- An us-vs-them mentality. Anytime there is an us-vs-them mentality, everyone loses. Whether it’s teacher vs. student, parent vs. teacher, parent vs. admin, or whatever other combination you can come up with, it is not good. What your school needs is to realize that you are all on the same team & you all have the same goal – to train young people to be well-equipped for life and to serve God with it. Bring every disagreement back to that goal & realize that – at the core – you both want the same thing. Then talk together about how you can find the best solution to get there. (Read this article for more thoughts about how thinking win-win can help end conflict.)
- A focus on rules. Now of course schools need rules. But are rules the focus of your Christianity? When you talk with your students about what following Christ means, does it include a checklist or a relationship? When we spend more time telling our students what they should and shouldn’t do than we do teaching them how to love God, we are not only missing the entire point, we are portraying a Christianity that is empty and completely lacking any power. It’s simply not going to change lives, and it’s going to leave a lot of graduates frustrated, disillusioned, and ready to be done with the whole Christian thing.

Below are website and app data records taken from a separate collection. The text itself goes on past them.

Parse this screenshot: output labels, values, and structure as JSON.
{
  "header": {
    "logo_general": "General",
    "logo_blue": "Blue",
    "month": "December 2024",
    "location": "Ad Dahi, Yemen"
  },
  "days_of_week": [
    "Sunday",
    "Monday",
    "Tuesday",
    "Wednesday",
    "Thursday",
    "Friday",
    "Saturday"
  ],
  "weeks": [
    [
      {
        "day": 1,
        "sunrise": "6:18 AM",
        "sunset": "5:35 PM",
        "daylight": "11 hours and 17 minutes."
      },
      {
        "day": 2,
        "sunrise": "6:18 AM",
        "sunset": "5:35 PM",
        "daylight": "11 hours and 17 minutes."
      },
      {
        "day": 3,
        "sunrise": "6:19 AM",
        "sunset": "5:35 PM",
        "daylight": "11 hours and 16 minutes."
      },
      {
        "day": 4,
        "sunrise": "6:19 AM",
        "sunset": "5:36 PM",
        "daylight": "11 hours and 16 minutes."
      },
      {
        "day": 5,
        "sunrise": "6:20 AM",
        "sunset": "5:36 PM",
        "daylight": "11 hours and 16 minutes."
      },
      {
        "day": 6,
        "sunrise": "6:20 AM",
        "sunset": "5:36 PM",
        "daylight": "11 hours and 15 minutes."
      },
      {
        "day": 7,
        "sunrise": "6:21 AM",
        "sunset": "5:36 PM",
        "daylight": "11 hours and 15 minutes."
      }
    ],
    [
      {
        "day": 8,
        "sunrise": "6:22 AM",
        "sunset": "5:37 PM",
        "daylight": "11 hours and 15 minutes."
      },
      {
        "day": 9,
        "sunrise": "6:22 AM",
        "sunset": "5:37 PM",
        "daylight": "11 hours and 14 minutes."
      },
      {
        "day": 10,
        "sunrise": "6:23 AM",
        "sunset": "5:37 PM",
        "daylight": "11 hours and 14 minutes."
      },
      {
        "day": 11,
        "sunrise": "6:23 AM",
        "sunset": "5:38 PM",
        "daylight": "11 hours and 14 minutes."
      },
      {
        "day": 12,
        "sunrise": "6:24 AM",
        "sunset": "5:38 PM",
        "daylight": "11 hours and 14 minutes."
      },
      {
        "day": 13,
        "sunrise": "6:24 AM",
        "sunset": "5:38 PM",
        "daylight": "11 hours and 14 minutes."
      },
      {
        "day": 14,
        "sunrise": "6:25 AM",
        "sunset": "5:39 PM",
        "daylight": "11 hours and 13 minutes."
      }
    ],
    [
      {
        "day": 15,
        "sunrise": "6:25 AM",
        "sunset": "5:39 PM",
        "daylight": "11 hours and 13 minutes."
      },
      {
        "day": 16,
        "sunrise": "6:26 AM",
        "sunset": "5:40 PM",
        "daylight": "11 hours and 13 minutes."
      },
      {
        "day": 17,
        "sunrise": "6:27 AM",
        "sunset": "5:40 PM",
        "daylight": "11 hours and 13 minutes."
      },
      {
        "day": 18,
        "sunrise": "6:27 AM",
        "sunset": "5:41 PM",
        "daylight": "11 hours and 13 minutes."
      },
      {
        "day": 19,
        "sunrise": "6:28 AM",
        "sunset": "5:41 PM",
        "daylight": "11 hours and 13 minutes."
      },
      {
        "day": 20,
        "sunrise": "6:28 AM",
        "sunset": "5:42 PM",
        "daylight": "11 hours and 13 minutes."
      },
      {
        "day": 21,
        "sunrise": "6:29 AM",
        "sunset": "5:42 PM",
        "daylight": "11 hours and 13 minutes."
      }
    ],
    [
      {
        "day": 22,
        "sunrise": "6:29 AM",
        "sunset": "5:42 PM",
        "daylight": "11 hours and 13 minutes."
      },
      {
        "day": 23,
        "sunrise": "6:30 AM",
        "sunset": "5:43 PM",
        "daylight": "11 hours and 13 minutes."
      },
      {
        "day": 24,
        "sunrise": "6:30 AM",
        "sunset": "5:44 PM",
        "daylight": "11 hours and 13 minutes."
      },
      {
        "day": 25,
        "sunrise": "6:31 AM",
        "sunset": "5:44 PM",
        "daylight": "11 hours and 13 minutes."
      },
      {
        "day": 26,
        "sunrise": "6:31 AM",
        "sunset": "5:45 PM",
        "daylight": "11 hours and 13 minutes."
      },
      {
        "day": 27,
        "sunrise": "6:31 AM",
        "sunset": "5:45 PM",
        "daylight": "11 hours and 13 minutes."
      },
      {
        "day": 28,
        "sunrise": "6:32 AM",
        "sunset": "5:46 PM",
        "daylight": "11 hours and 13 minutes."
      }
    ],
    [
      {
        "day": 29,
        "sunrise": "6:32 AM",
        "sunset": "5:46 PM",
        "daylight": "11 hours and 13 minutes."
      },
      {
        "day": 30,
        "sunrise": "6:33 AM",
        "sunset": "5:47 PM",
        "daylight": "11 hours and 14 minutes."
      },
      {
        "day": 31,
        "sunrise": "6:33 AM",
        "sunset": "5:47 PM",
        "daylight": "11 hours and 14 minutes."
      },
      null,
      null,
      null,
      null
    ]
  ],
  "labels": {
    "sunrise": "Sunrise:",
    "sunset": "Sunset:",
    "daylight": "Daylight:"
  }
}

- Not relying on the Spirit for wisdom & direction. I’m realizing that too often “praying about something” means that we mention it to God once or twice and then go ahead and do whatever we were planning to do. This is simply not going to cut it. We have to start seeking God’s face and then waiting for an answer. That means we don’t make the decision until we are 100% sure that God is telling us one way or the other. When we wait to hear that still small voice, we will actually do what God wants us to do, not just hope that we did. And that, my friend, is what our Christian schools most desperately need.
These are just a few reasons Christian schools struggle. What other issues should Christian school leaders be on the lookout for?